◆ MATERIAL FOR THIS TASK
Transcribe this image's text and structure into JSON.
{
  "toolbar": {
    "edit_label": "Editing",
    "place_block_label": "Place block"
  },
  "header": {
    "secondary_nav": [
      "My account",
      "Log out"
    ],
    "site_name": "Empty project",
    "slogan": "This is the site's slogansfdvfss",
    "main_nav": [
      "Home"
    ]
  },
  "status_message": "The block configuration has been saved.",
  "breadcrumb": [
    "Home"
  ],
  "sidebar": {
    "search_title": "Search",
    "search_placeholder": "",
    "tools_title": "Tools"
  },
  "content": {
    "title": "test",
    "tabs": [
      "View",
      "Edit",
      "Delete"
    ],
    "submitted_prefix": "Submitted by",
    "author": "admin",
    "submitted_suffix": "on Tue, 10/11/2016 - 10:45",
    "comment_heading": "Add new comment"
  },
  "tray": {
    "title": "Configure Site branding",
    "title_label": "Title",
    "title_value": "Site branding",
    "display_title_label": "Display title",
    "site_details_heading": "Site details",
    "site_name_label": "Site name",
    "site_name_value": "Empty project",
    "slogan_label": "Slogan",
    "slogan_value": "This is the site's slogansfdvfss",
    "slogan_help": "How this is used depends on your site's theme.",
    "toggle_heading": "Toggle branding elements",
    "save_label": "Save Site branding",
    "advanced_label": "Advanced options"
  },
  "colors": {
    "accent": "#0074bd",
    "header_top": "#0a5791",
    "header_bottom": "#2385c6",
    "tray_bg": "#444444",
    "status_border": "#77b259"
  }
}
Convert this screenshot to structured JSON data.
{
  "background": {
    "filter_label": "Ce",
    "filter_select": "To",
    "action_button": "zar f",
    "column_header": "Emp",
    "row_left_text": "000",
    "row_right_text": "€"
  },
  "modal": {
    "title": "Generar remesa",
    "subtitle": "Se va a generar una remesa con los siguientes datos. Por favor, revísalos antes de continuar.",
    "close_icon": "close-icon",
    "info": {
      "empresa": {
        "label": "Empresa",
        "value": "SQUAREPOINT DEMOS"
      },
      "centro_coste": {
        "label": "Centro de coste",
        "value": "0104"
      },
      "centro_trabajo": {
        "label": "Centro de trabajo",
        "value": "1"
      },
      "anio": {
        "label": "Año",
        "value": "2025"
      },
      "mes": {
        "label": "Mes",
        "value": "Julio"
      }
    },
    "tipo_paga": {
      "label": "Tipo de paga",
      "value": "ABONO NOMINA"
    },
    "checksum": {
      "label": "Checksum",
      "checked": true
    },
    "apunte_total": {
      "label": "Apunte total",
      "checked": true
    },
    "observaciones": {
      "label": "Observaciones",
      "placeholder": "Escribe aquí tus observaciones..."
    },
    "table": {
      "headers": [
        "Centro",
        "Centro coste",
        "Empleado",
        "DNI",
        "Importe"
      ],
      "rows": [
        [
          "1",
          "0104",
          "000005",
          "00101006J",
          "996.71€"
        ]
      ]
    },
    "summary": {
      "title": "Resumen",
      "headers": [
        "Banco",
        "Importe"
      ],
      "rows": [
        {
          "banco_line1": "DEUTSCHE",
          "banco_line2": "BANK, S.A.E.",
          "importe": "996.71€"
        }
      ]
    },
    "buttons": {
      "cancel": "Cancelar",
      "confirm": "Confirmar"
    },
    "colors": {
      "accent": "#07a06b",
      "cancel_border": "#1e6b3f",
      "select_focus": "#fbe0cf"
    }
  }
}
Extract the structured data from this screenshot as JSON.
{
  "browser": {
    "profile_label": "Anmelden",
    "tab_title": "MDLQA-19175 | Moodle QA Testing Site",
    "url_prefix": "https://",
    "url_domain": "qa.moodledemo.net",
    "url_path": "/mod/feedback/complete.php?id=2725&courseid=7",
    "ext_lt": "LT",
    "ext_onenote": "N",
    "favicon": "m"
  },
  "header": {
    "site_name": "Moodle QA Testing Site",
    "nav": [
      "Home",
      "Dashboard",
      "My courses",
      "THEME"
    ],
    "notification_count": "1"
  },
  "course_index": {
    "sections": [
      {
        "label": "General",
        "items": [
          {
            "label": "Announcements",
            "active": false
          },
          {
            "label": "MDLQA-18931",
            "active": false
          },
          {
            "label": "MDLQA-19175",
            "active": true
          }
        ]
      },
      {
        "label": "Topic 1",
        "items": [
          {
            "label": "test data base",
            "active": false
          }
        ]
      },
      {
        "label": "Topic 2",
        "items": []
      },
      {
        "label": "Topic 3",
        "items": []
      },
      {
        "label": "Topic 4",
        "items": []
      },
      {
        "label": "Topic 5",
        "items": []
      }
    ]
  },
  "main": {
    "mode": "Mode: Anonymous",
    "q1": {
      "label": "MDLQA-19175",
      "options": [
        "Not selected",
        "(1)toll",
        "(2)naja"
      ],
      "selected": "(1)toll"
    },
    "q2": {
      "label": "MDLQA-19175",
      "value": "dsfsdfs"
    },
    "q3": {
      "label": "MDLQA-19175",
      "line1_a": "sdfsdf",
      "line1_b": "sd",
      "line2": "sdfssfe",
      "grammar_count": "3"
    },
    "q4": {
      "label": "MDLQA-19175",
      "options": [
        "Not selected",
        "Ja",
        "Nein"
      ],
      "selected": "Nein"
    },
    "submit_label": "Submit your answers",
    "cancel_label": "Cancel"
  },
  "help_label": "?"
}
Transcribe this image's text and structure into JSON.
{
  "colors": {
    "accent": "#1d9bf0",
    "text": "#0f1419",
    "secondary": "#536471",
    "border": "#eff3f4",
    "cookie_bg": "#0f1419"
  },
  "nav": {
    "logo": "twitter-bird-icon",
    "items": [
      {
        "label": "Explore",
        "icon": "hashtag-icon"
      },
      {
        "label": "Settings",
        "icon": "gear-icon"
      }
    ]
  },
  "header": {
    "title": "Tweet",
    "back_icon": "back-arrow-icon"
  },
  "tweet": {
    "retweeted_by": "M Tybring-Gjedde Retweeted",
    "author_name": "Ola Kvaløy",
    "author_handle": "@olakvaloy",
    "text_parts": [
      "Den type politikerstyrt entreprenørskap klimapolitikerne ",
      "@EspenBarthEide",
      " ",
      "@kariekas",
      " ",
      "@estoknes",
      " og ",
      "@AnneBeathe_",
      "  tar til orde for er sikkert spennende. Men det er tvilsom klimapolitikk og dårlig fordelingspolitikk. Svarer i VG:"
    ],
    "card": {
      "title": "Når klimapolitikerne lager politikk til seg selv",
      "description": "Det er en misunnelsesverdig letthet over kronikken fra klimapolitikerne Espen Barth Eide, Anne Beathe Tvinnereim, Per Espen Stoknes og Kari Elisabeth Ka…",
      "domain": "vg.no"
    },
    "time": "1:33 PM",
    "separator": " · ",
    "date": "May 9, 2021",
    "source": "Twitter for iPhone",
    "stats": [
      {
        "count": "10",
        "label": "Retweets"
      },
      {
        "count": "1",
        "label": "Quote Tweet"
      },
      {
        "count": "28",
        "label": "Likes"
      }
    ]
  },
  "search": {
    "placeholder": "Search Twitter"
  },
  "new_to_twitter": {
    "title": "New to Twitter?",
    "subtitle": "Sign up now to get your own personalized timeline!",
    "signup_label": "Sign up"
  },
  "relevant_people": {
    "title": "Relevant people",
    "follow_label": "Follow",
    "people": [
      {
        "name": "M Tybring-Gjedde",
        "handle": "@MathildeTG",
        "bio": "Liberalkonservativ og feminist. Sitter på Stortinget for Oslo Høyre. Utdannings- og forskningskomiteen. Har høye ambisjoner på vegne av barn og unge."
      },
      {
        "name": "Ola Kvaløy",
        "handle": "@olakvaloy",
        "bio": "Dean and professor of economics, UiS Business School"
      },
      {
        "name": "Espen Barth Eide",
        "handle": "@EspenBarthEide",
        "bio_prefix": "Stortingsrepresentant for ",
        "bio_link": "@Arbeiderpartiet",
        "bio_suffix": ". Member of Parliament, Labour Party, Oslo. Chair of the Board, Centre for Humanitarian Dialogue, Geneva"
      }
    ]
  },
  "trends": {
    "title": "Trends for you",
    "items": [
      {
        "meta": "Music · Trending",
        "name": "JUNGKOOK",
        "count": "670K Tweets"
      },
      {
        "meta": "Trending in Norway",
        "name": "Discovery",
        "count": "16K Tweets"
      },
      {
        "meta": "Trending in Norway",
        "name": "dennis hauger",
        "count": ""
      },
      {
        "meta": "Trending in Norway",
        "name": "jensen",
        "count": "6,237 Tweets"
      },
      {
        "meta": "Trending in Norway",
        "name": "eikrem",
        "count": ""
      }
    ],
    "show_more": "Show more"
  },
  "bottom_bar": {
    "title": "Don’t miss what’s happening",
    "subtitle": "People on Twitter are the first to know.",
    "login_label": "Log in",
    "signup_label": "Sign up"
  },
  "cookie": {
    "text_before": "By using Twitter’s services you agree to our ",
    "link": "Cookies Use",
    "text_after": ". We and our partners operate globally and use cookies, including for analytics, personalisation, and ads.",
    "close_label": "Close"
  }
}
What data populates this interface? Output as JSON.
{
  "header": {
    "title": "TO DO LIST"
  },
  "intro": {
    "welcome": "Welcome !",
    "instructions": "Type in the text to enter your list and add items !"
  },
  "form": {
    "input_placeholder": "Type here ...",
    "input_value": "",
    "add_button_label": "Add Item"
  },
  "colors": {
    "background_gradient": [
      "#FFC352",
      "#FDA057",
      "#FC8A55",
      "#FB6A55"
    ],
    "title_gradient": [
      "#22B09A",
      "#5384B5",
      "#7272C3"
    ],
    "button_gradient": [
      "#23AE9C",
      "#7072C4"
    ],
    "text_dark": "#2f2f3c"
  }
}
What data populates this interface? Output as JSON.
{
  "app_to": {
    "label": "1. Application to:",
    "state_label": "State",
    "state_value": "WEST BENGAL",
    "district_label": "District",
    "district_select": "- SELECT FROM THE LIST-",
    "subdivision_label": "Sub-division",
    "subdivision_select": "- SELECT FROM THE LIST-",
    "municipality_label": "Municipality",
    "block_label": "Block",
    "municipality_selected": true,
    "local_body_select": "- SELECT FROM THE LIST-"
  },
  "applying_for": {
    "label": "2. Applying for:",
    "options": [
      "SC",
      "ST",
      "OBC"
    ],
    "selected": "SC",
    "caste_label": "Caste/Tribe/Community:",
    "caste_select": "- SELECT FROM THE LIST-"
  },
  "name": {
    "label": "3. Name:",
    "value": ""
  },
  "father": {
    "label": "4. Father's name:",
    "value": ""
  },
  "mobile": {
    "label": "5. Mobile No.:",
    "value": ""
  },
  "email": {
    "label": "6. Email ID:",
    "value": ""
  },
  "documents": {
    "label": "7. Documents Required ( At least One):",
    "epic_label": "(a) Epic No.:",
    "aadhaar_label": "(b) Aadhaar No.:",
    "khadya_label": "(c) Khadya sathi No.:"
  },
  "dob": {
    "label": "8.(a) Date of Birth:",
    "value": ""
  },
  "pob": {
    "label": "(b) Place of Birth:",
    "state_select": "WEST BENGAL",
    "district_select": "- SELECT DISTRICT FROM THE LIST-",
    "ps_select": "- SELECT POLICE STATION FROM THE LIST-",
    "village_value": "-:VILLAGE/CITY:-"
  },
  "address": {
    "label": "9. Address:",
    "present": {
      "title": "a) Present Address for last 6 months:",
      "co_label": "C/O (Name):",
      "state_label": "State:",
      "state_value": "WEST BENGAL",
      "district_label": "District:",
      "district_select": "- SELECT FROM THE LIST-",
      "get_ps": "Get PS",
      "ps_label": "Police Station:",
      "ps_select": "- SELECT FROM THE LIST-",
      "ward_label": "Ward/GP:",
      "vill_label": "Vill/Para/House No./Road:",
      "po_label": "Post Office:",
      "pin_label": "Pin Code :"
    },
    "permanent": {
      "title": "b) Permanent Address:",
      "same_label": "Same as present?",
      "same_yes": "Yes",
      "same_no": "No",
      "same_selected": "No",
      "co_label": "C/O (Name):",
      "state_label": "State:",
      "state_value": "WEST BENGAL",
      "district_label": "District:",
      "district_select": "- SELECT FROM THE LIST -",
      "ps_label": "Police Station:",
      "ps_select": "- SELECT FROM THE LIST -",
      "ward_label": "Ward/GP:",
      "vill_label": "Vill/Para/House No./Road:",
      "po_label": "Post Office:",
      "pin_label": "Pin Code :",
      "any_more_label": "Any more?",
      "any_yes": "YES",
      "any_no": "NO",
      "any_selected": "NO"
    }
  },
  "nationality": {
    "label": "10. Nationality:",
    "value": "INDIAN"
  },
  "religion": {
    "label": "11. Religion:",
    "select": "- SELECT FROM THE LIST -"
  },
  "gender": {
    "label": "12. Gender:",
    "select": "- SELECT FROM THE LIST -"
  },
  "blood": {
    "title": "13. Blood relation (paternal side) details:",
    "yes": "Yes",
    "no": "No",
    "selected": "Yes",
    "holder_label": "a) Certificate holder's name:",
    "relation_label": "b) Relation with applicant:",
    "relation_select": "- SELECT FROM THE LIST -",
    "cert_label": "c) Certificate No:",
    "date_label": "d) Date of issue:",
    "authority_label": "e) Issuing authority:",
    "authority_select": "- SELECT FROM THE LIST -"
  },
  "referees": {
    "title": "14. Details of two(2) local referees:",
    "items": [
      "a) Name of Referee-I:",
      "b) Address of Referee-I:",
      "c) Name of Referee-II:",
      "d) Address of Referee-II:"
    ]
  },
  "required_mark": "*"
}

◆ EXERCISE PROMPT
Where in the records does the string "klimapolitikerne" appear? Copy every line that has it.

◆ TASK ANSWER
      "Den type politikerstyrt entreprenørskap klimapolitikerne ",
      "title": "Når klimapolitikerne lager politikk til seg selv",
      "description": "Det er en misunnelsesverdig letthet over kronikken fra klimapolitikerne Espen Barth Eide, Anne Beathe Tvinnereim, Per Espen Stoknes og Kari Elisabeth Ka…",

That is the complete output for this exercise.